A view of the EB and Bertha C. Ball mansion as seen from the lawn

Muncie’s growth is tied to its industrial past, as well as to the establishment of Ball State University. You can discover more about the physical development of the city by reviewing archival Sanborn Fire Insurance Maps, which were produced by the Sanborn Map Company to assist fire insurance agents in determining risk and the cost of premiums. Ball State University’s Digital Media Repository has 200 Sanborn Fire Insurance Maps of Muncie dating from 1883 through 1911.

Additionally, many of Muncie’s neighborhoods developed covenants and restrictions as they were platted by developers. Original plats and their corresponding covenants and restrictions can be found in the Delaware County Recorders office, but several have been digitized and are available online. Many of the original subdivisions included restrictions on non-white residency, which is discussed in a Star Press article written by Bryan Preston in 2018. Several neighborhoods, including Westridge, Ludingwood, and Kenmore, have legally removed the race-based restrictions from their original covenants, language made formally illegal by the 1968 Fair Housing Act.

Learning more about the history of your neighborhood is an interesting activity, and by forming a better understanding of the past, you may be able to envision an even greater future. If you have a desire to connect with others who love local history, the Delaware County Historical Society has educational sessions, workshops, and an annual meeting of members. Consider joining!

Spinning Towards Inclusion – Morningside Park welcomes the We-Go-Round

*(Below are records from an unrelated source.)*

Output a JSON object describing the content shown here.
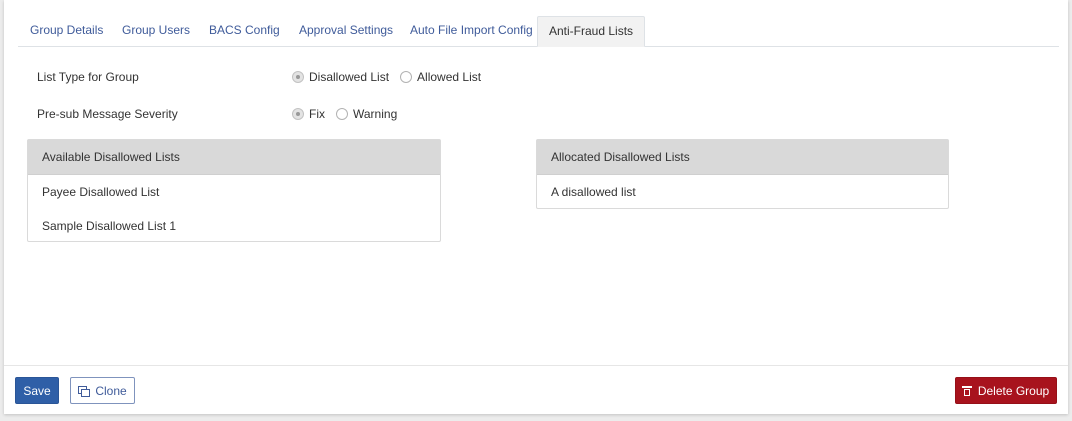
{
  "tabs": [
    {
      "label": "Group Details"
    },
    {
      "label": "Group Users"
    },
    {
      "label": "BACS Config"
    },
    {
      "label": "Approval Settings"
    },
    {
      "label": "Auto File Import Config"
    },
    {
      "label": "Anti-Fraud Lists",
      "active": true
    }
  ],
  "list_type": {
    "label": "List Type for Group",
    "options": [
      "Disallowed List",
      "Allowed List"
    ],
    "selected": "Disallowed List"
  },
  "severity": {
    "label": "Pre-sub Message Severity",
    "options": [
      "Fix",
      "Warning"
    ],
    "selected": "Fix"
  },
  "available_lists": {
    "title": "Available Disallowed Lists",
    "items": [
      "Payee Disallowed List",
      "Sample Disallowed List 1"
    ]
  },
  "allocated_lists": {
    "title": "Allocated Disallowed Lists",
    "items": [
      "A disallowed list"
    ]
  },
  "footer": {
    "save_label": "Save",
    "clone_label": "Clone",
    "delete_label": "Delete Group"
  },
  "colors": {
    "primary": "#2f5fa7",
    "danger": "#a8131d",
    "tab_link": "#3f5b9a"
  }
}
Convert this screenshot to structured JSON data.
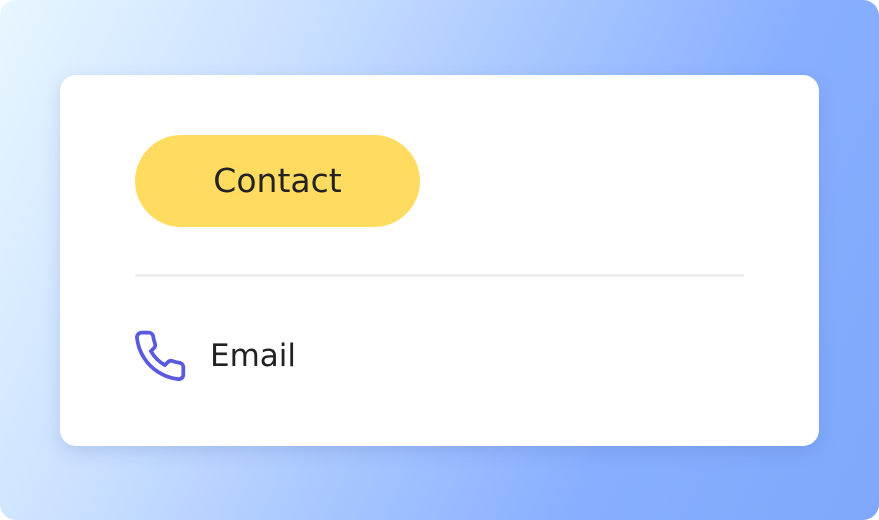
{
  "card": {
    "button_label": "Contact",
    "row": {
      "icon": "phone-icon",
      "label": "Email"
    }
  },
  "colors": {
    "button_bg": "#ffdc60",
    "icon_stroke": "#5a5ae0",
    "text": "#222222"
  }
}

A dome with vertical spokes sits on an attractive slab against the background of the rest of the park. It has seats inside and the backs of the seats are painted with seasonal motifs. Visible on the front are a winter scene with a deer and three snow-covered trees, and a scene with two trees and a variety of animals including a beaver and a wolf facing the center of the panel.

In an enchanting display of community spirit and dedication to inclusivity, the Morningside Neighborhood Association, in collaboration with Muncie Parks and Recreation, proudly unveiled the newest addition to Morningside Park – the We-Go-Round. This vibrant carousel of joy was brought to life thanks in part to the financing from ARP funds, showcasing a community’s commitment to creating shared spaces that celebrate the diversity of abilities.

The We-Go-Round, installed by Landscape Structures, is more than just a playground piece; it’s a revolutionary design that invites children of all abilities to whirl in unison. With strategic seating areas and plenty of space, the structure welcomes wheelchairs, even those without wheel-locking mechanisms, ensuring no child is left on the sidelines.

Mayor Ridenour stands with Neighborhood Association members in front of the new We-Go-Round. A man in the center of the group holds a large pair of black, ribbon-cutting scissors.

The ribbon was cut on Monday, October 16th, 2023, with Mayor Ridenour, Deputy Mayor Ivy, Superintendent Malone, Park Staff, Neighborhood Association members, and the Muncie Police Department in attendance. The We-Go-Round, with its shade-providing rooftop and central handhold, promises to be the hub of laughter and shared experiences.

We extend our heartfelt thanks to everyone involved in making this dream a reality.  Come visit, see the joy in motion, and let your hearts spin with delight at Morningside Park.